In the past year though, my seizures have come back. I’ve been taking my medication as prescribed faithfully but I’m now averaging 2-3 seizures a month. That may not seem like many, but when I go from two years with only maybe two seizures in that entire time to 2-3 seizures a month, something is really wrong.

So I talked to my primary care doctor about it back in July. He gave me a referral to the neurologist. The neurologist called me and set me up an appointment for September, as they’re very busy and that was the first available slot. I took it and saw him yesterday.

He’s an interesting man, with an accent I find fascinating. He did a bunch of tests and asked me questions, one of which was “what is today’s date?” I cracked up laughing because I honestly couldn’t remember. Not because my memory is overly faulty, but because I rarely pay attention to the date or even the day of the week. Every day blends into the next. I finally remembered my appointment was set for the 6th and was able to tell him that. He also asked me the capital of Wyoming. Um…yeah, I needed all the hints he gave me for that one.

He ordered blood tests to check my Vitamin D level, my cholesterol level, and to screen me for lupus since no one’s ever looked at me for that. He also sent a referral for an EEG, which I now have scheduled as well. That’s in October. I did the blood tests yesterday. My follow up appointment with him is in December, though I imagine he’d find a way to squeeze me in if something came back looking bad. I now just have to wait and see.

I find doctors to be an interesting breed of professionals. Some you like. Some you dislike. And some you wonder where the hell they got their degree because it couldn’t have come from a real institute of higher education. Yes, I’ve had a couple of the latter and I was ever so happy to stop seeing them as soon as I could. Like the moron who kept upping my lithium until it was to the highest adult level by the time I was eighteen.

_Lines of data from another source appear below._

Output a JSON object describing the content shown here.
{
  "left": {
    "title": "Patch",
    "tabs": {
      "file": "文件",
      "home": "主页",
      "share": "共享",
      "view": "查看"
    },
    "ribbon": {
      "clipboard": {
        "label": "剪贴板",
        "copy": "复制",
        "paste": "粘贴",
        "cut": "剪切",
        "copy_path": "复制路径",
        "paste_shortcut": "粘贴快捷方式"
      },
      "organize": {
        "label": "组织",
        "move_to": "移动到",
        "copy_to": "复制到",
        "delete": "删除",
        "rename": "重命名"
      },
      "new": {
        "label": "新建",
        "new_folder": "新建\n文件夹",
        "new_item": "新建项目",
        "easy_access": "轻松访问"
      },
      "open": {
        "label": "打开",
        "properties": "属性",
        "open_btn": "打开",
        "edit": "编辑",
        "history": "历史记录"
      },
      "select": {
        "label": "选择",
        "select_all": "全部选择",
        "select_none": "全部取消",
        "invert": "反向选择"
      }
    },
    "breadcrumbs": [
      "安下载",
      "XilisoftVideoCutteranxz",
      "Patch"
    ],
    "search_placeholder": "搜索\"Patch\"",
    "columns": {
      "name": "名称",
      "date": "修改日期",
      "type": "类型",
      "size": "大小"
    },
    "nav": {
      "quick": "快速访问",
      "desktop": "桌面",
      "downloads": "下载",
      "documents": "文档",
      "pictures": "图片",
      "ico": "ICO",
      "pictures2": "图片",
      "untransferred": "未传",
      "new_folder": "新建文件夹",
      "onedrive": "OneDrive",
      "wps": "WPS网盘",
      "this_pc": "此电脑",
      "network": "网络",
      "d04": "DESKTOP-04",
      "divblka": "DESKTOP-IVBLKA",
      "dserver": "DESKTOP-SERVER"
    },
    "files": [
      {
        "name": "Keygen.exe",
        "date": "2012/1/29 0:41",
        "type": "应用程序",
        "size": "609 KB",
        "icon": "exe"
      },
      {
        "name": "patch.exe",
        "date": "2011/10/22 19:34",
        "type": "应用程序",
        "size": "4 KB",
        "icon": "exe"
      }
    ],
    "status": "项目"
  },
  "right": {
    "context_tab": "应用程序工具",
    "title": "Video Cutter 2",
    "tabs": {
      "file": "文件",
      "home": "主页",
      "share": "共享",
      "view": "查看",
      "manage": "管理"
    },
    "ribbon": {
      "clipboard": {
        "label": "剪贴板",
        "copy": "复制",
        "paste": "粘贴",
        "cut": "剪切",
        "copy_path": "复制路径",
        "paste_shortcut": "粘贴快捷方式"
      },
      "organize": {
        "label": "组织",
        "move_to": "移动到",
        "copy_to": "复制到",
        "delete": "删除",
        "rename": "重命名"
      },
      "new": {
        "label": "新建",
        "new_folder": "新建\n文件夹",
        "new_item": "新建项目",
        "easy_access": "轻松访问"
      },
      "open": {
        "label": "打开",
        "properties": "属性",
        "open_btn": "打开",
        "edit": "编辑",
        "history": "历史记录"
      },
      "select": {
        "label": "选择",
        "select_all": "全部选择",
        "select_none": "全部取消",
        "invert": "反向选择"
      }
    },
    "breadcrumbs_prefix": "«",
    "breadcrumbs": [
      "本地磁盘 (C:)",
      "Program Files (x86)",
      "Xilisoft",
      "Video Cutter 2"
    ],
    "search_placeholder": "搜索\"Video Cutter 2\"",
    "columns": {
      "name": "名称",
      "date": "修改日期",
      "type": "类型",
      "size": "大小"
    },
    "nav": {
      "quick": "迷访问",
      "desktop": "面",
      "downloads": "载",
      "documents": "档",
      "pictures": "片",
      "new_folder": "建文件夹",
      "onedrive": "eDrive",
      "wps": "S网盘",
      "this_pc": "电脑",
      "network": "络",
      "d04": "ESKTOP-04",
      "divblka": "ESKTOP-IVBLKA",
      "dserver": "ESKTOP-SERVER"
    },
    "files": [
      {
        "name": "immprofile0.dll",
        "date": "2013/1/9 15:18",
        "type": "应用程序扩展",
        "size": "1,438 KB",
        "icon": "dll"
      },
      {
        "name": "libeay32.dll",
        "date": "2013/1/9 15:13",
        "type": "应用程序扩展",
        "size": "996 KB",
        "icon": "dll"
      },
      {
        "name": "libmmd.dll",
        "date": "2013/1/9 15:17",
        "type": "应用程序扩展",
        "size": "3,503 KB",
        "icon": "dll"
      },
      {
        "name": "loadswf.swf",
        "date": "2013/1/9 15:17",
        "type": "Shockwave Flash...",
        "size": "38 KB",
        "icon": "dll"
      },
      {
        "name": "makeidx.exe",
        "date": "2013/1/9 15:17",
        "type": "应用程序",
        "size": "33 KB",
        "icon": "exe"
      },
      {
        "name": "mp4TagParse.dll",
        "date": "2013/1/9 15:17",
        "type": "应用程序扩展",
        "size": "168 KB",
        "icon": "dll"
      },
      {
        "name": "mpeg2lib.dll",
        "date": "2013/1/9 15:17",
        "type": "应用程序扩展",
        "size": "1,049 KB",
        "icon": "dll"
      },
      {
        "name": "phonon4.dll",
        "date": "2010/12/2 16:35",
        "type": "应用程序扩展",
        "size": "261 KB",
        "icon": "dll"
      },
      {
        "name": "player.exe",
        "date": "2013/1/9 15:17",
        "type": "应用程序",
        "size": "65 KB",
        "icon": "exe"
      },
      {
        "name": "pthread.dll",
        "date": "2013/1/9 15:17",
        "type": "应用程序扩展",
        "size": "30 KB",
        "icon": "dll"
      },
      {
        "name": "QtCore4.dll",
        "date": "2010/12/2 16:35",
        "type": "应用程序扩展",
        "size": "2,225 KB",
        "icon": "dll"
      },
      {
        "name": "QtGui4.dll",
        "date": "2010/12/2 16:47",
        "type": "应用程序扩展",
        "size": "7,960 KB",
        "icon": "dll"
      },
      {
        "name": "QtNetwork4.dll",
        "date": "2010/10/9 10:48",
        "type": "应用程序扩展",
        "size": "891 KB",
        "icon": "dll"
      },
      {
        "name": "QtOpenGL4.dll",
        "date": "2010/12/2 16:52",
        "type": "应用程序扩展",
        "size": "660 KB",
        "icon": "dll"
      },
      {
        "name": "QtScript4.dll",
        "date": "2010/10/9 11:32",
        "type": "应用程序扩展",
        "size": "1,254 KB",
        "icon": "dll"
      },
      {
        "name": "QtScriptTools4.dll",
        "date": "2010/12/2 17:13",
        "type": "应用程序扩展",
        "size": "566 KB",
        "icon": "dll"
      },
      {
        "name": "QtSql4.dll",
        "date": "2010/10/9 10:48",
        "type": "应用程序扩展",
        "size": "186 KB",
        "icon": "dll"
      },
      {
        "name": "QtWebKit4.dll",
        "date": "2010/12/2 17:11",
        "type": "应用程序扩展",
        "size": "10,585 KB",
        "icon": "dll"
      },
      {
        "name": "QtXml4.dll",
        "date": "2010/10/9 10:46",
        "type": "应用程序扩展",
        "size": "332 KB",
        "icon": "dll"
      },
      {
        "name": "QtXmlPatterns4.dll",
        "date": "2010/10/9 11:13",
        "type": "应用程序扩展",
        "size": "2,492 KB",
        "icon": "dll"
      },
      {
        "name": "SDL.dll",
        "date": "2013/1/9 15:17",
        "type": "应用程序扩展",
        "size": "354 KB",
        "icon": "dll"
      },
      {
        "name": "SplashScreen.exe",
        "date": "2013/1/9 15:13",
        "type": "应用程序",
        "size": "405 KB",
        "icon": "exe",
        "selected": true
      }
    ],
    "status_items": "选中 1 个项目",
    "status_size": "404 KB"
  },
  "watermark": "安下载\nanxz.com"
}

I’m looking forward to hopefully learning what’s causing this particular short circuit. One of these days I’ll have all the answers. At least that’s what I hope.